Similarly, SCOT was developed to avoid the conclusion that a given design that "won out" did so because it was simply the "best" design--rather, SCOT asks what "best" is understood to mean, and according to whom, and why, in its explanation of why the material circumstances of our lives developed they way they did. It explains technological innovation by uncovering what the alternatives to a given technology might have been and how the design that prevailed was settled upon. Classically this would occur as "competing" groups jockeyed for the privileging of some property over another, as in whether bicycles would have air-filled tires and whether household refrigerators would run on electricity or gas. Other theorists have laid out research strategies and critiqued SCOT.
Another analytical approach developed to study the emergence and stabilization of facts and artifacts is called Actor-Network Theory (ANT), promoted by Michel Callon, Bruno Latour, and John Law, among others. While SCOT largely reduces technological changes to choices made by humans, ANT attempts to seriously account for the agency of not only humans ("actors") but non-human entities ("actants") (including machines, or even scallops). Thus, ANT looks at the development of networks of human and non-human elements. Sound abstract? It is. But it's thought-provoking to have a theoretical framework that attempts to push back against both "technological determinism" and its conceptual opposite "social determinism" by considering the social and the material at the same time.
Week Seven: Users
Early SCOT accounts left out a crucial element: users. Studies soon proliferated of how designers imagined users, how users were or were not constrained or "configured" by artifacts they encountered, how users shaped the interpretation of new technologies and modified existing technologies, putting them to novel and unintended purposes, as scholars moved beyond studying the design and early diffusion stages of new technologies. Last but not least, we read about "non-users" --people who are "left out" as well as people who resist taking up technologies presented to them--and consider what they can tell us.
Week Eight: Flickering signifiers and body-machine boundaries
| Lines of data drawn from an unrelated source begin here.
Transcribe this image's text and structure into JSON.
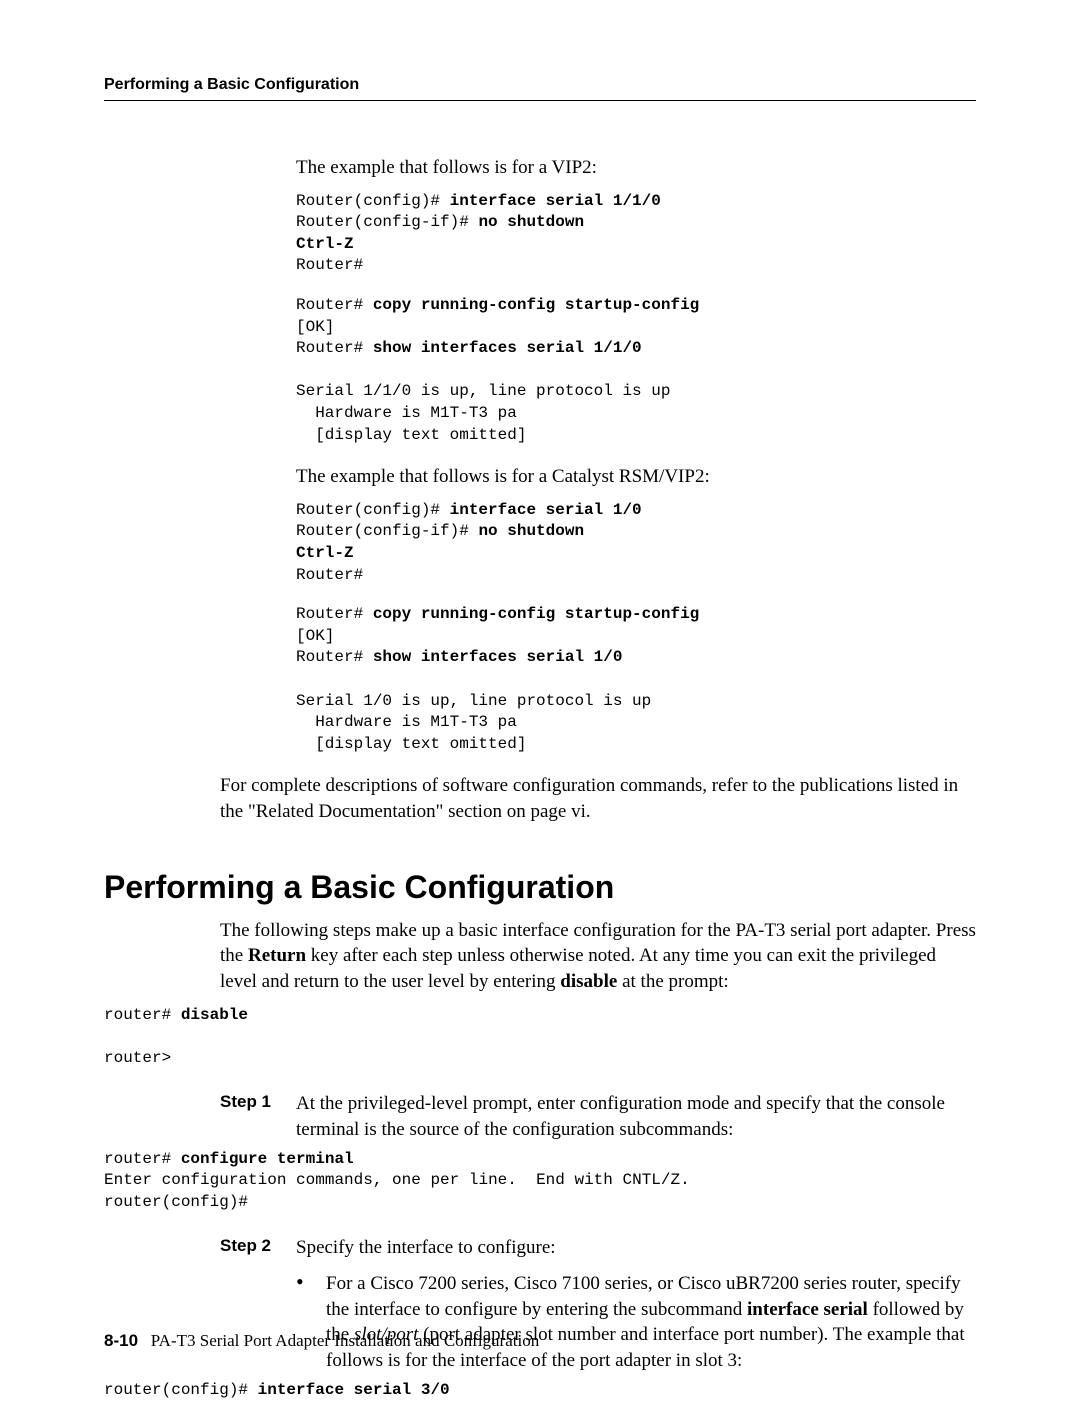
{
  "header": {
    "running": "Performing a Basic Configuration"
  },
  "example1": {
    "intro": "The example that follows is for a VIP2:",
    "l1a": "Router(config)# ",
    "l1b": "interface serial 1/1/0",
    "l2a": "Router(config-if)# ",
    "l2b": "no shutdown",
    "l3": "Ctrl-Z",
    "l4": "Router#",
    "l5a": "Router# ",
    "l5b": "copy running-config startup-config",
    "l6": "[OK]",
    "l7a": "Router# ",
    "l7b": "show interfaces serial 1/1/0",
    "l8": "Serial 1/1/0 is up, line protocol is up",
    "l9": "  Hardware is M1T-T3 pa",
    "l10": "  [display text omitted]"
  },
  "example2": {
    "intro": "The example that follows is for a Catalyst RSM/VIP2:",
    "l1a": "Router(config)# ",
    "l1b": "interface serial 1/0",
    "l2a": "Router(config-if)# ",
    "l2b": "no shutdown",
    "l3": "Ctrl-Z",
    "l4": "Router#",
    "l5a": "Router# ",
    "l5b": "copy running-config startup-config",
    "l6": "[OK]",
    "l7a": "Router# ",
    "l7b": "show interfaces serial 1/0",
    "l8": "Serial 1/0 is up, line protocol is up",
    "l9": "  Hardware is M1T-T3 pa",
    "l10": "  [display text omitted]"
  },
  "closing": "For complete descriptions of software configuration commands, refer to the publications listed in the \"Related Documentation\" section on page vi.",
  "section": {
    "title": "Performing a Basic Configuration",
    "intro_a": "The following steps make up a basic interface configuration for the PA-T3 serial port adapter. Press the ",
    "intro_b": "Return",
    "intro_c": " key after each step unless otherwise noted. At any time you can exit the privileged level and return to the user level by entering ",
    "intro_d": "disable",
    "intro_e": " at the prompt:",
    "disable_l1a": "router# ",
    "disable_l1b": "disable",
    "disable_l2": "router>"
  },
  "steps": {
    "s1": {
      "label": "Step 1",
      "text": "At the privileged-level prompt, enter configuration mode and specify that the console terminal is the source of the configuration subcommands:",
      "c1a": "router# ",
      "c1b": "configure terminal",
      "c2": "Enter configuration commands, one per line.  End with CNTL/Z.",
      "c3": "router(config)#"
    },
    "s2": {
      "label": "Step 2",
      "text": "Specify the interface to configure:",
      "b1a": "For a Cisco 7200 series, Cisco 7100 series, or Cisco uBR7200 series router, specify the interface to configure by entering the subcommand ",
      "b1b": "interface serial",
      "b1c": " followed by the ",
      "b1d": "slot/port",
      "b1e": " (port adapter slot number and interface port number). The example that follows is for the interface of the port adapter in slot 3:",
      "c1a": "router(config)# ",
      "c1b": "interface serial 3/0"
    }
  },
  "footer": {
    "page": "8-10",
    "title": "PA-T3 Serial Port Adapter Installation and Configuration"
  }
}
Bridging from the fairly straightforward interpretation of the idea of "users" of technologies, I next consider linguistic, symbolic, and "post-X" approaches to the relationships between humans and machines. No syllabus would be complete without Donna Haraway's 1985 Cyborg Manifesto, which challenges the essentialism of "human" subject positions and second-wave feminism all at once: Haraway tells us she "would rather be a cyborg than a goddess." We also read N. Katherine Hayles who puzzles over the boundaries between bodily materiality and disembodied information, arguing that we have become "posthuman" through the systematic devaluation of materiality and embodiment. Although often glossed over when we think about media and information technologies, it's no accident that this is the week when we most explicitly consider war.